Which lines in the data below contain the word "icon"? Return each of them.

* [INFORMATION GIVEN]:
+++++

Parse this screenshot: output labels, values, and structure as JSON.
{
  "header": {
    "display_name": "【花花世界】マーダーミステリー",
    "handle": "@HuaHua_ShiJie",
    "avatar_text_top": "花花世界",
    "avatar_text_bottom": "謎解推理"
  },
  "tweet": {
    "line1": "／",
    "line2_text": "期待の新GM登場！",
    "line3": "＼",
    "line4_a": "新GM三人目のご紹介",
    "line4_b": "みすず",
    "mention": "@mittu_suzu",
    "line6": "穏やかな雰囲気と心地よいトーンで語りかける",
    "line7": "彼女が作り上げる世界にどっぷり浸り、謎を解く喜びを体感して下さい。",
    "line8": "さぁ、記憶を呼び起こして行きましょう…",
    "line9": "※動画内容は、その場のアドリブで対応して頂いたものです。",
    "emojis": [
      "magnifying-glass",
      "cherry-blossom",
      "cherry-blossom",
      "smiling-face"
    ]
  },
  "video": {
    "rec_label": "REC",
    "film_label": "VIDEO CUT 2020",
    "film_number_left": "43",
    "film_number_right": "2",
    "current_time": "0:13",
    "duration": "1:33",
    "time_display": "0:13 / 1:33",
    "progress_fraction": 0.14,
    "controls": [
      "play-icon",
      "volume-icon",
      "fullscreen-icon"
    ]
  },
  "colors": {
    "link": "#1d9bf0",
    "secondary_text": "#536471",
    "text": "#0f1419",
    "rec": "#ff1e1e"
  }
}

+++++

* [YOUR SOLUTION]:
      "play-icon",
      "volume-icon",
      "fullscreen-icon"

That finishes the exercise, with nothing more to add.